Now, I have heard the rumors of RoR’s lack of scalability and the slow performance of JRuby. However, in my case, this project is not mission critical, with a relatively small population of users that will not grow significantly, so even if these claims are true, I don’t expect to be affected. Besides, as a long time Java programmer, I tend to be skeptical of these types of criticisms–there are still some people who occasionally trot out this same tired claim about Java, refuted many years ago. Also, I think that performance and scalability requirements are often overstated to begin with–not many of us will be building the next MySpace or Facebook.
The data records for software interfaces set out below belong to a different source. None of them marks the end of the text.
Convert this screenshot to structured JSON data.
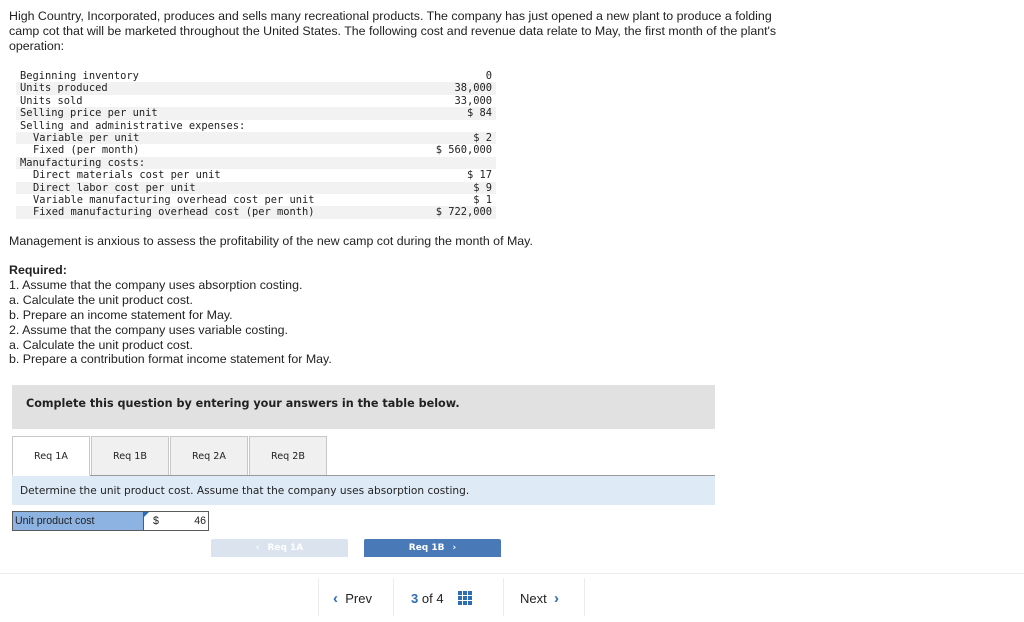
{
  "intro": "High Country, Incorporated, produces and sells many recreational products. The company has just opened a new plant to produce a folding camp cot that will be marketed throughout the United States. The following cost and revenue data relate to May, the first month of the plant's operation:",
  "data_rows": [
    {
      "label": "Beginning inventory",
      "value": "0",
      "indent": false
    },
    {
      "label": "Units produced",
      "value": "38,000",
      "indent": false
    },
    {
      "label": "Units sold",
      "value": "33,000",
      "indent": false
    },
    {
      "label": "Selling price per unit",
      "value": "$ 84",
      "indent": false
    },
    {
      "label": "Selling and administrative expenses:",
      "value": "",
      "indent": false
    },
    {
      "label": "Variable per unit",
      "value": "$ 2",
      "indent": true
    },
    {
      "label": "Fixed (per month)",
      "value": "$ 560,000",
      "indent": true
    },
    {
      "label": "Manufacturing costs:",
      "value": "",
      "indent": false
    },
    {
      "label": "Direct materials cost per unit",
      "value": "$ 17",
      "indent": true
    },
    {
      "label": "Direct labor cost per unit",
      "value": "$ 9",
      "indent": true
    },
    {
      "label": "Variable manufacturing overhead cost per unit",
      "value": "$ 1",
      "indent": true
    },
    {
      "label": "Fixed manufacturing overhead cost (per month)",
      "value": "$ 722,000",
      "indent": true
    }
  ],
  "management_note": "Management is anxious to assess the profitability of the new camp cot during the month of May.",
  "required": {
    "title": "Required:",
    "items": [
      "1. Assume that the company uses absorption costing.",
      "a. Calculate the unit product cost.",
      "b. Prepare an income statement for May.",
      "2. Assume that the company uses variable costing.",
      "a. Calculate the unit product cost.",
      "b. Prepare a contribution format income statement for May."
    ]
  },
  "banner": "Complete this question by entering your answers in the table below.",
  "tabs": [
    {
      "label": "Req 1A",
      "active": true
    },
    {
      "label": "Req 1B",
      "active": false
    },
    {
      "label": "Req 2A",
      "active": false
    },
    {
      "label": "Req 2B",
      "active": false
    }
  ],
  "instruction": "Determine the unit product cost. Assume that the company uses absorption costing.",
  "answer": {
    "label": "Unit product cost",
    "currency": "$",
    "value": "46"
  },
  "nav_buttons": {
    "prev": "Req 1A",
    "next": "Req 1B",
    "prev_chevron": "‹",
    "next_chevron": "›"
  },
  "footer": {
    "prev": "Prev",
    "current_page": "3",
    "of": "of",
    "total_pages": "4",
    "next": "Next",
    "left_chevron": "‹",
    "right_chevron": "›"
  },
  "colors": {
    "accent": "#2e6db4",
    "tab_line": "#9a9a9a",
    "answer_label_bg": "#8db3e2",
    "next_btn": "#4a79b7",
    "prev_btn": "#dae3ee",
    "instruction_bg": "#deebf7",
    "banner_bg": "#e1e1e1"
  }
}
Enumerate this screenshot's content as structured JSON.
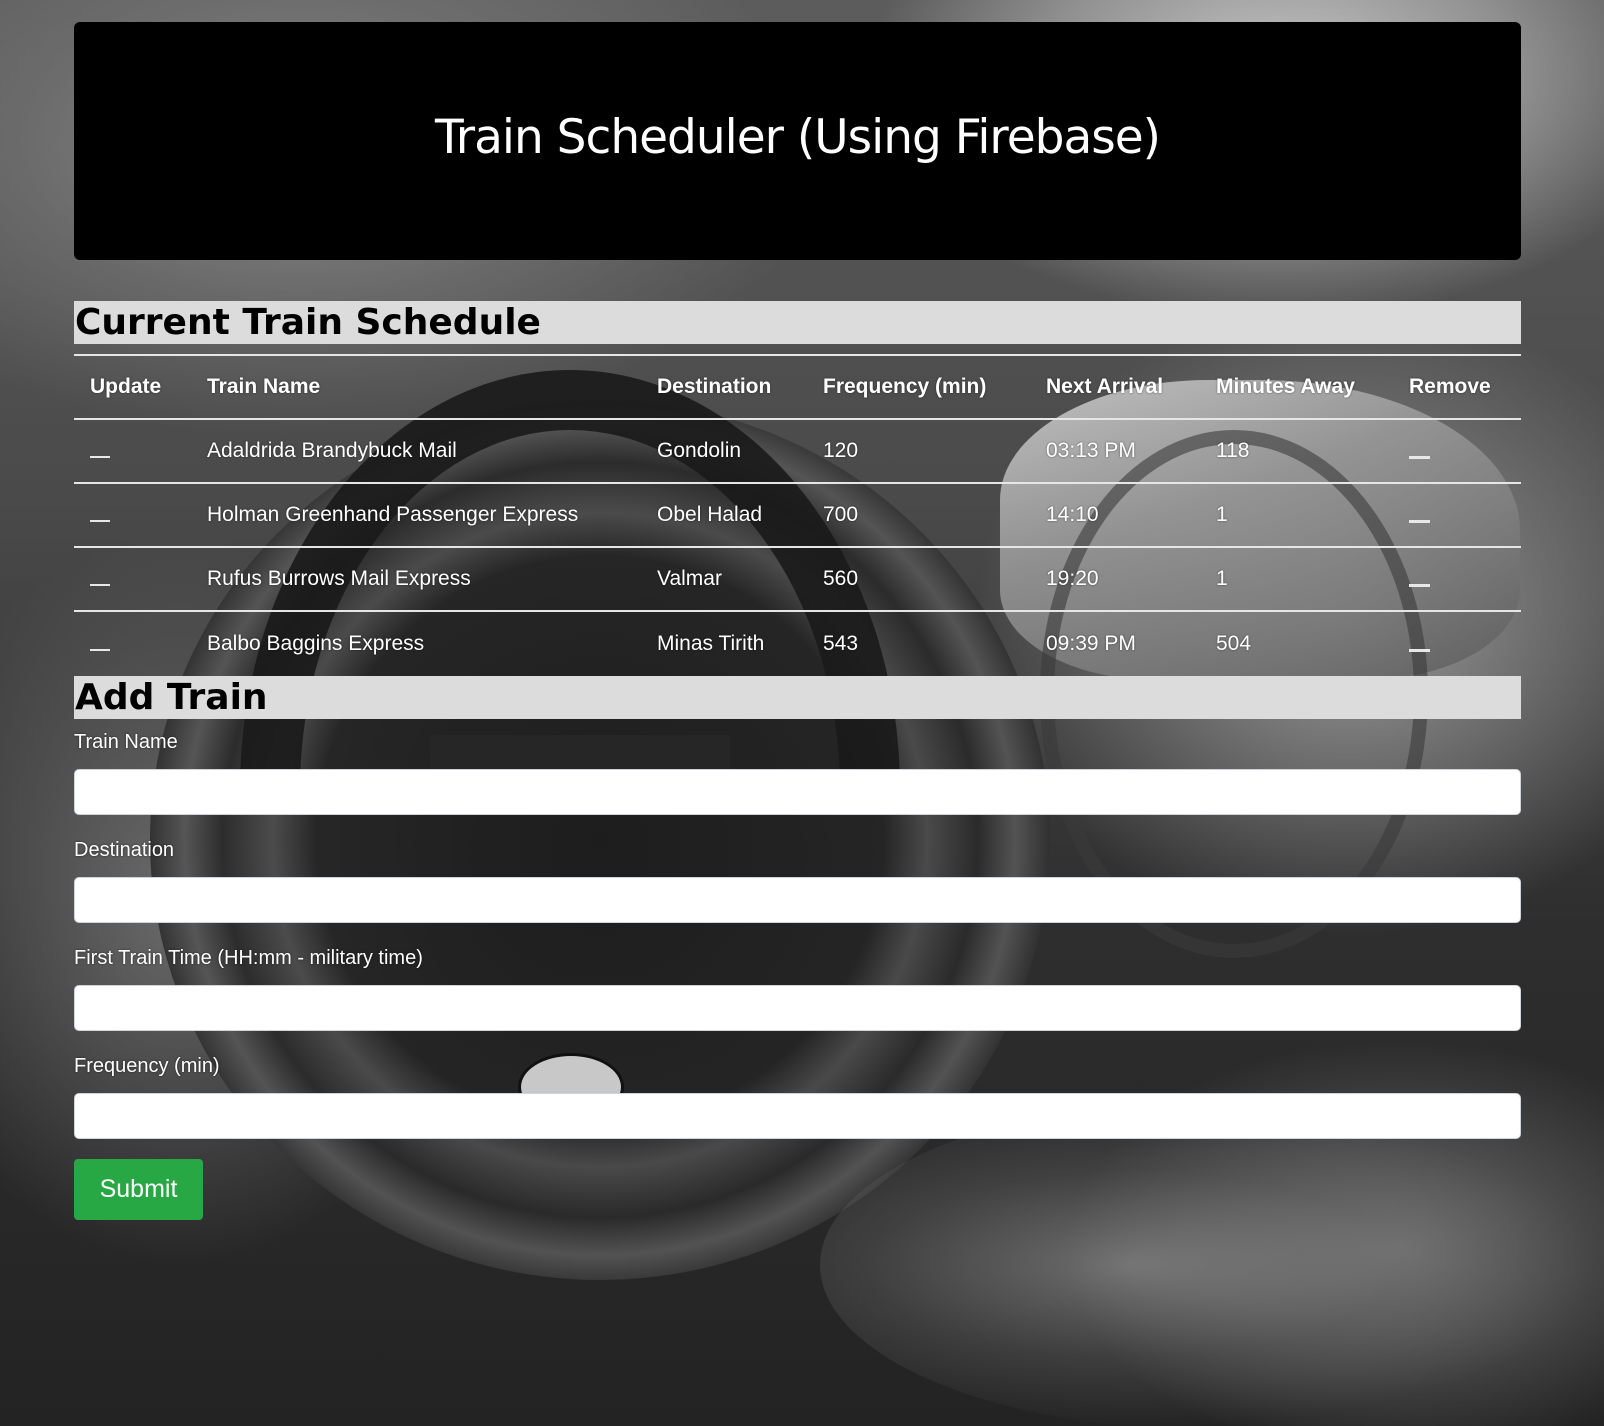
{
  "header": {
    "title": "Train Scheduler (Using Firebase)"
  },
  "schedule": {
    "title": "Current Train Schedule",
    "columns": [
      "Update",
      "Train Name",
      "Destination",
      "Frequency (min)",
      "Next Arrival",
      "Minutes Away",
      "Remove"
    ],
    "rows": [
      {
        "name": "Adaldrida Brandybuck Mail",
        "destination": "Gondolin",
        "frequency": "120",
        "next_arrival": "03:13 PM",
        "minutes_away": "118"
      },
      {
        "name": "Holman Greenhand Passenger Express",
        "destination": "Obel Halad",
        "frequency": "700",
        "next_arrival": "14:10",
        "minutes_away": "1"
      },
      {
        "name": "Rufus Burrows Mail Express",
        "destination": "Valmar",
        "frequency": "560",
        "next_arrival": "19:20",
        "minutes_away": "1"
      },
      {
        "name": "Balbo Baggins Express",
        "destination": "Minas Tirith",
        "frequency": "543",
        "next_arrival": "09:39 PM",
        "minutes_away": "504"
      }
    ]
  },
  "form": {
    "title": "Add Train",
    "fields": {
      "train_name": {
        "label": "Train Name",
        "value": ""
      },
      "destination": {
        "label": "Destination",
        "value": ""
      },
      "first_time": {
        "label": "First Train Time (HH:mm - military time)",
        "value": ""
      },
      "frequency": {
        "label": "Frequency (min)",
        "value": ""
      }
    },
    "submit_label": "Submit"
  },
  "colors": {
    "jumbotron_bg": "#000000",
    "section_title_bg": "#dcdcdc",
    "submit_bg": "#28a745"
  }
}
I also think that these claims come from an overly simple understanding of the many, complex factors involved.
For me, and many others I suspect, “time to market” is a bigger consideration, as are the economics of maintaining what you’ve built. RoR and JRuby are still young, and I’m confident that performance and scalability will improve over time. With this choice, I am looking at Sun’s commitment to the development of JRuby and the widespread adoption of RoR, and I’m betting on the future.
So basically, I am trying to make lemonade out of the lemons I’ve been handed in this situation. I know that I will enjoy learning Ruby and RoR, because I always enjoy learning new languages and frameworks, both for their own sake and because it gives me a deeper appreciation for all languages and frameworks in general. I do feel sad about turning away from Django, and the fact that if I am successful, I may not return to it, but I hope that my time spent with Django will give me unique insight into RoR. As I’ve written here in the past, I think these two communities have a lot to teach each other.
I’d be interested in people’s opinions and reactions about the reasoning I’ve presented and the choices it has led me to. It’s my hope that the combination of strengths of JRuby, Java components and RoR will balance the programming flexibility and productivity I want with minimal integration issues. But I am still in the process of figuring this all out, and this is just the direction I am leaning toward. In particular, if people have used JRuby in Tomcat with RoR, I’d be very interested in hearing your experiences (especially bad experiences or “gotchas”).
Otherwise, here is a smattering of resources that helped influence my thinking about “JRuby on Rails”, in case you are thinking about this type of architecture yourself.
- Why Ruby on Rails is the perfect framework for building next generation Enterprise Apps
- Language Wars
- Ruby vs. Java Myth #5: It’s a zero-sum game
- JRuby on Rails
- JRuby on Rails: The power of Java, the simplicity of Ruby on Rails
- JRuby on Rails on JRubyWiki
- Advanced Rails Deployment with JRuby
- Deploying a Ruby on Rails application in GlassFish
- How to deploy a self contained Rails application on Tomcat, painlessly!